So you've finished university, earned your degree and are eager to get started with your career. You've got a great education, talent and enthusiasm in abundance - the only problem is, you're not sure what to do next. With so many options to choose from, it isn't always easy making key career decisions. This is particularly the case if your degree doesn't guide you into a specific profession, such as law, accounting or medicine.
There are hundreds of different graduate schemes to choose from, and each have their own merits. Before diving into one or the other, you want to make sure you've fully considered your options. If you've got academic ability, interpersonal skills, commercial nous and a competitive edge, there will be plenty of employers looking to hire you. It's just a case of establishing where your main attributes lie, and what you'd really like to do.
Recruitment is an option for graduates

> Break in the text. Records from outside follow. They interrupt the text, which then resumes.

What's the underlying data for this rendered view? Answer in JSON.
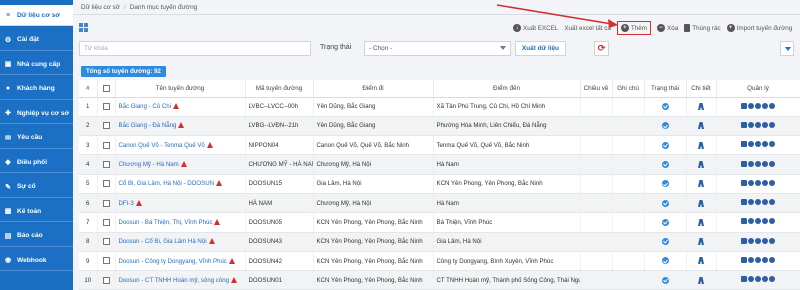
{
  "sidebar": {
    "items": [
      {
        "label": "Dữ liệu cơ sở",
        "icon": "database-icon",
        "active": true
      },
      {
        "label": "Cài đặt",
        "icon": "gear-icon",
        "active": false
      },
      {
        "label": "Nhà cung cấp",
        "icon": "truck-icon",
        "active": false
      },
      {
        "label": "Khách hàng",
        "icon": "users-icon",
        "active": false
      },
      {
        "label": "Nghiệp vụ cơ sở",
        "icon": "briefcase-icon",
        "active": false
      },
      {
        "label": "Yêu cầu",
        "icon": "envelope-icon",
        "active": false
      },
      {
        "label": "Điều phối",
        "icon": "car-icon",
        "active": false
      },
      {
        "label": "Sự cố",
        "icon": "tools-icon",
        "active": false
      },
      {
        "label": "Kế toán",
        "icon": "calculator-icon",
        "active": false
      },
      {
        "label": "Báo cáo",
        "icon": "report-icon",
        "active": false
      },
      {
        "label": "Webhook",
        "icon": "webhook-icon",
        "active": false
      }
    ]
  },
  "breadcrumb": {
    "parent": "Dữ liệu cơ sở",
    "separator": "/",
    "current": "Danh mục tuyến đường"
  },
  "toolbar": {
    "export_excel": "Xuất EXCEL",
    "export_excel_all": "Xuất excel tất cả",
    "add": "Thêm",
    "delete": "Xóa",
    "trash": "Thùng rác",
    "import": "Import tuyến đường"
  },
  "filters": {
    "keyword_placeholder": "Từ khóa",
    "status_label": "Trạng thái",
    "status_value": "- Chọn -",
    "export_button": "Xuất dữ liệu"
  },
  "total_label": "Tổng số tuyến đường: 92",
  "table": {
    "headers": [
      "#",
      "",
      "Tên tuyến đường",
      "Mã tuyến đường",
      "Điểm đi",
      "Điểm đến",
      "Chiều về",
      "Ghi chú",
      "Trạng thái",
      "Chi tiết",
      "Quản lý"
    ],
    "rows": [
      {
        "no": "1",
        "name": "Bắc Giang - Củ Chi",
        "warn": true,
        "code": "LVBC--LVCC--00h",
        "from": "Yên Dũng, Bắc Giang",
        "to": "Xã Tân Phú Trung, Củ Chi, Hồ Chí Minh"
      },
      {
        "no": "2",
        "name": "Bắc Giang - Đà Nẵng",
        "warn": true,
        "code": "LVBG--LVĐN--21h",
        "from": "Yên Dũng, Bắc Giang",
        "to": "Phường Hòa Minh, Liên Chiểu, Đà Nẵng"
      },
      {
        "no": "3",
        "name": "Canon Quế Võ - Tenma Quế Võ",
        "warn": true,
        "code": "NIPPON04",
        "from": "Canon Quế Võ, Quế Võ, Bắc Ninh",
        "to": "Tenma Quế Võ, Quế Võ, Bắc Ninh"
      },
      {
        "no": "4",
        "name": "Chương Mỹ - Hà Nam",
        "warn": true,
        "code": "CHƯƠNG MỸ - HÀ NAM",
        "from": "Chương Mỹ, Hà Nội",
        "to": "Hà Nam"
      },
      {
        "no": "5",
        "name": "Cổ Bi, Gia Lâm, Hà Nội - DOOSUN",
        "warn": true,
        "code": "DOOSUN15",
        "from": "Gia Lâm, Hà Nội",
        "to": "KCN Yên Phong, Yên Phong, Bắc Ninh"
      },
      {
        "no": "6",
        "name": "DFI-3",
        "warn": true,
        "code": "HÀ NAM",
        "from": "Chương Mỹ, Hà Nội",
        "to": "Hà Nam"
      },
      {
        "no": "7",
        "name": "Doosun - Bá Thiện, Thị, Vĩnh Phúc",
        "warn": true,
        "code": "DOOSUN05",
        "from": "KCN Yên Phong, Yên Phong, Bắc Ninh",
        "to": "Bá Thiện, Vĩnh Phúc"
      },
      {
        "no": "8",
        "name": "Doosun - Cổ Bi, Gia Lâm Hà Nội",
        "warn": true,
        "code": "DOOSUN43",
        "from": "KCN Yên Phong, Yên Phong, Bắc Ninh",
        "to": "Gia Lâm, Hà Nội"
      },
      {
        "no": "9",
        "name": "Doosun - Công ty Dongyang, Vĩnh Phúc",
        "warn": true,
        "code": "DOOSUN42",
        "from": "KCN Yên Phong, Yên Phong, Bắc Ninh",
        "to": "Công ty Dongyang, Bình Xuyên, Vĩnh Phúc"
      },
      {
        "no": "10",
        "name": "Doosun - CT TNHH Hoàn mỹ, sông công",
        "warn": true,
        "code": "DOOSUN01",
        "from": "KCN Yên Phong, Yên Phong, Bắc Ninh",
        "to": "CT TNHH Hoàn mỹ, Thành phố Sông Công, Thái Nguyên"
      }
    ]
  },
  "colors": {
    "sidebar": "#1a6fc2",
    "link": "#2a6ebf",
    "warning": "#d32f2f",
    "annotation": "#d32f2f",
    "badge": "#2e8be0"
  }
}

As the UK economy continues to improve and demand for talented people increases, many employers are finding they need specialist help to identify and attract skilled candidates. This is where recruitment agencies, and the consultants they employ, come in. Using their knowledge, expertise and judgment, recruiters are able to match talented candidates to business’ job vacancies, providing the expertise they need to growth their business. As most companies will say their most valuable commodity is their people, this is your chance to make a real impact on the economy and business growth.
With more organisations using recruiters, the industry is continuing to expand. As such, agencies are not only seeking skilled professionals for the businesses they work with, they are also looking to add talent to their own workforces. There is significant demand for enthusiastic, ambitious professionals - those who can build connections, negotiate and influence, solve problems and manage relationships. As such, there are great career prospects for graduates interested in careers in the recruitment sector.
What do recruiters do?
Recruitment consultants have a multi-faceted role. They work as marketers, networkers, problem solvers, interviewers and negotiators as they strive to find the perfect match between job seeker and employer. There's no telling where the perfect candidate may be hiding - it's the recruiter's job to find them, get them engaged, and assess their suitability for the role. Once a match has been made, consultants advise both candidates and hiring managers on issues such as salary, training, benefits and other practicalities.
While recruitment is a business development role – recruiters are expected to be target driven and excel in sales – in the end it is a people business and recruiters aim to build relationships with professionals in the market. This involves gaining trust which takes time and dedication – something that recruiters should have in spades!
Is recruitment a good career?
There are plenty of reasons why recruitment careers appeal to many graduates. See below for some of the highlights we have identified for graduates who choose to build their recruitment career with Robert Half:
1. High remuneration
There are strong financial incentives for performance, meaning talented recruiters can be very well remunerated. The more successful you are in delivering the recruitment solutions clients need - and hitting your targets - the better you'll be rewarded.
2. Progression opportunities
Top performers can advance quickly into more senior leadership roles. This is an industry in which professionals are judged on performance – not by time served or waiting for the next rung in the ladder coming available.
Matt Weston, the UK managing director at Robert Half, began his career as a recruitment consultant at Robert Half. He has worked his way up to the boardroom - and the coveted MD role - showing what can be achieved by the right candidates. It’s a similar story for the global CEO of the company, as well as hundreds of directors and leaders across our 300+ locations.
3. Scope for development
Recruitment agencies invest in their staff, knowing they are potentially the business leaders of the future. There will be scope for training, coaching and mentorship, in order to help you come onboard successfully, become acclimatised to the industry and develop your career. And many new entrants are surprised with the practical business experience they gain – meeting with business leaders, assessing their resourcing challenges and tailoring solutions to help them growth their businesses. One accountant-turned-recruiter at Robert Half even remarked that he learned more about business in one year than his previous Big 4 career had provided.
4. Contractual benefits
Many recruiters offer a variety of other employment benefits to their employees, including pensions contributions, private healthcare, reward schemes, car allowances and childcare support. In global organisations such as Robert Half, there may be scope for international travel and progressing your career overseas.
5. Variety of work
Recruiting is a varied role in which no two days are ever the same. As a consultant, you've got targets to hit, but you've also got a degree of autonomy and flexibility. On any given day, you could be out and about meeting clients and candidates, negotiating contract rates, attending events, running interview sessions or trying to finalise important deals.
6. A challenge
Not everyone can thrive as a recruitment consultant. You need to be an independent-minded self-starter, have a high level of confidence and developed communication and influencing skills. It also pays to be driven, creative, flexible and resilient. The job can be challenging, but there can be immense job satisfaction - in addition to the extrinsic rewards - when you successfully find someone a new career opportunity or help a company in its growth agenda.
In summary, agencies are eager to identify the next generation of recruiting talent, meaning there are plenty of attractive roles available for the right graduates. Working as a recruitment consultant, you have the opportunity to really show what you can do - and be well-rewarded for your achievements, even at an early stage.